Prominent McHenry CEO Gary Lang is retiring after nearly five decades in the automotive industry.
Gary Lang Auto Group owner Lang said in 2019 that he has operated his dealership at the off-Route 31 location for nearly 30 years. During this time, he was a benefactor to the community, and in doing so drew some controversy.
“I am 71 years old. It’s time,” he said on Friday. “Eventually you either walk out or they carry you out.”
Lang started selling cars in the summer in 1975 and bought from a Chevrolet dealership in downtown McHenry in 1983, he said in a 2019 interview. Since 1995, the automaker has been in its current form in its current location.
Lang announced his resignation in a two-page advertisement in the Northwest Herald and on his website. He said he has good years ahead of him and hopes to be able to focus on some hobbies he didn’t have time for.
“I don’t have any concrete plans,” he said. “It will be interesting to get up in the morning and not have to worry about the store. … It was a good run.”
Lang declined to comment on the sale of the dealership, saying he had signed a non-disclosure agreement and could not discuss it until it was finalized.
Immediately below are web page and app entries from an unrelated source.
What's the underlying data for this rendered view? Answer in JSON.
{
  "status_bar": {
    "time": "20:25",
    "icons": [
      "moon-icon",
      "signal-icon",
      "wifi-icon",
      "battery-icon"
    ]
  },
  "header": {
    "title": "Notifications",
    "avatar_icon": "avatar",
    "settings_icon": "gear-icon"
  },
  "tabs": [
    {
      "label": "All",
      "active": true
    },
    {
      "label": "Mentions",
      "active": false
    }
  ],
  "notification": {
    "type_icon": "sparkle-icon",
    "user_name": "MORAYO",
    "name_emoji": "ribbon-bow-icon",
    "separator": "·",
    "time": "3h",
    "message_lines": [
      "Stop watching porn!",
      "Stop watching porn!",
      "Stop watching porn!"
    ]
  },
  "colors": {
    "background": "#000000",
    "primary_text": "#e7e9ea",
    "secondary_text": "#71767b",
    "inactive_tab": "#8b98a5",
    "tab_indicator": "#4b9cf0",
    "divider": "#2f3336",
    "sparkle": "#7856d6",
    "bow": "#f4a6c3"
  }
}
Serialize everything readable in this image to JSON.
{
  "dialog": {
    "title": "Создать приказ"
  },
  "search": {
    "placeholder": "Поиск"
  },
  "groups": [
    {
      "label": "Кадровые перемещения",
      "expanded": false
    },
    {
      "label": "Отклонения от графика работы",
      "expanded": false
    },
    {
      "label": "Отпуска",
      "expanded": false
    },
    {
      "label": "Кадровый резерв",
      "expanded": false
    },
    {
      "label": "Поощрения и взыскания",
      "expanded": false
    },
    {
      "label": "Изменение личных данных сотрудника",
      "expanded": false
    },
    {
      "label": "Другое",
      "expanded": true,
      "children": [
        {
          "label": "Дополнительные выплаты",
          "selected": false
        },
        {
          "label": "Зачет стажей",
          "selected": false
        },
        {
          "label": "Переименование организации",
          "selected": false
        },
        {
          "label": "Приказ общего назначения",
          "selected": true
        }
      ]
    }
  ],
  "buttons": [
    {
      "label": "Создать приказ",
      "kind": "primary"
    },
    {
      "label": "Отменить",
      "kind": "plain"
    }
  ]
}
However, the retailer’s current employees will remain in the business even after new owners come in, he said.
A sales tax agreement between the city and the dealership will transfer to each new owner when Lang formally retires, said Carolyn Lynch, McHenry’s finance director.
The agreement, which has been in place since 2010, would see the retailer reimbursed more than $8 million over 20 years, Lynch said. The deal still has $4.3 million left.
Mayor Wayne Jett could not be reached for comment.
Lang was also a patron of the City of McHenry itself and helped fund several projects, said Molly Ostap, president of the McHenry Area Chamber of Commerce. He has also played a large role in the local economy of the region.
His dealership had sales of about $170 million in 2019, Lang said.
Although he goes above and beyond his money, he is also active himself and lets his employees participate, Ostap said.
“He’s extremely generous,” Ostap said. “It’s not just his money but the time and support… in general is very strong.”
Lang said being a part of the community meant “everything” to him. The community’s loyalty to his business hasn’t gone unnoticed, he said, adding that you “remember who took you to the dance.”
“We understood from the start that community involvement was … very important,” he said. “We give back because the community has given us so much.”
Nevertheless, Lang will also be there with his retirement, said Ostap.
“He’s not going away,” she said. “He plans to be very active in the community.”
Lang said that while he’s leaving now, he doesn’t rule out rejoining the industry in a couple of years.